Snap election makes Northern Ireland powersharing deal 'very difficult'
Attempts to resolve Northern Ireland's political crisis have been made more difficult by the snap general election, Sinn Fein and the SDLP have warned.
SDLP leader Colum Eastwood accused Theresa May of throwing "a grenade into the middle" of the peace process.
Michelle O'Neill, Sinn Fein leader in the region, said the Prime Minister had shown a "blatant disregard" to the people of Northern Ireland.
Talks have reconvened between Stormont's political parties and the British and Irish governments in a bid to restore the collapsed institutions.
However, Mr Eastwood said that by calling a general election the Prime Minister has sacrificed the opportunity for Stormont parties to reach an agreement to restore the powersharing government.
He said the announcement of a general election has now thrown the process into uncertainty. Mr Eastwood admitted it was now going to be "very difficult" to reach a deal by the deadline of early May.
"The British Prime Minister threw a grenade into the middle of our peace process. She has sacrificed the opportunity for progress.
"That doesn't mean we are walking away, we are still here. We will keep meeting until we can get this powersharing establishment up and running. The British Government seems to have walked away from it. They need to get back around the table," said Mr Eastwood.
He added: "While Theresa May goes off and tries to destroy the British Labour Party we still have a job to do in Northern Ireland and we are not about to give up on that."
"It's a pity the British Government thinks so little of Northern Ireland that they call an election in the middle of our talks process."
Ms O'Neill said the Prime Minister's announcement of a general election was about "the Tory party's self interest".
"Theresa May has shown a blatant disregard for the people of the north again. We remain committed to trying to find a way through these issues, albeit it is more complicated because of Theresa May's decision," she added.
Deputy leader of the Democratic Unionist Party, Nigel Dodds, said the announcement during political discussions was "unfortunate".
However, he added that the DUP was ready to form an executive in Northern Ireland.
"We do not believe in setting red lines and preconditions above issues affecting health, education and the future of our public services. So that Executive is being held up by others," he added.
Stormont's parties have yet to reach agreement on forming an executive six weeks after the assembly election.
Talks to save devolution stalled before Easter with little hope of a deal.
The region's two largest parties, and former powersharing partners, the DUP and Sinn Fein, have spent weeks blaming each for the failure to restore the institutions.
Long-running rows over a proposed Irish language act and deep divisions over how to deal with the legacy of the Troubles are holding up a deal.
Secretary of State James Brokenshire recently warned that there will either be direct rule from Westminster or another election if there is no agreement reached by early May.
Ulster Unionist Party leader, Robin Swann MLA, said the talks are under added pressure now the Prime Minister has called a general election.
"But we shouldn't allow things locally to drift further.
"At this crucial time, Northern Ireland needs a functioning assembly and executive. It is already disappointing that Westminster is legislating for something as local as the regional rate.

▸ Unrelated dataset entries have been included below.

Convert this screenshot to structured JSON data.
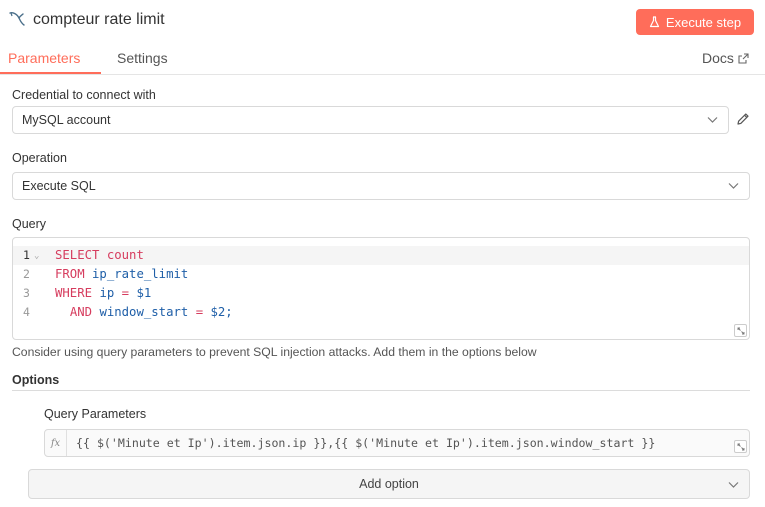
{
  "header": {
    "title": "compteur rate limit",
    "execute_label": "Execute step"
  },
  "tabs": {
    "parameters": "Parameters",
    "settings": "Settings",
    "docs": "Docs"
  },
  "credential": {
    "label": "Credential to connect with",
    "value": "MySQL account"
  },
  "operation": {
    "label": "Operation",
    "value": "Execute SQL"
  },
  "query": {
    "label": "Query",
    "lines": [
      {
        "n": "1",
        "tokens": [
          "SELECT",
          "count"
        ]
      },
      {
        "n": "2",
        "tokens": [
          "FROM",
          "ip_rate_limit"
        ]
      },
      {
        "n": "3",
        "tokens": [
          "WHERE",
          "ip",
          "=",
          "$1"
        ]
      },
      {
        "n": "4",
        "tokens": [
          "AND",
          "window_start",
          "=",
          "$2;"
        ]
      }
    ],
    "hint": "Consider using query parameters to prevent SQL injection attacks. Add them in the options below"
  },
  "options": {
    "title": "Options",
    "query_params_label": "Query Parameters",
    "fx": "fx",
    "query_params_value": "{{ $('Minute et Ip').item.json.ip }},{{ $('Minute et Ip').item.json.window_start }}",
    "add_option_label": "Add option"
  },
  "colors": {
    "accent": "#ff6d5a",
    "keyword": "#d63c5e",
    "identifier": "#1f5fa8"
  }
}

"The clear message coming from the health, education and business sectors is to get things back up and running. We need to see local decision makers doing the job they were elected to carry out," he added.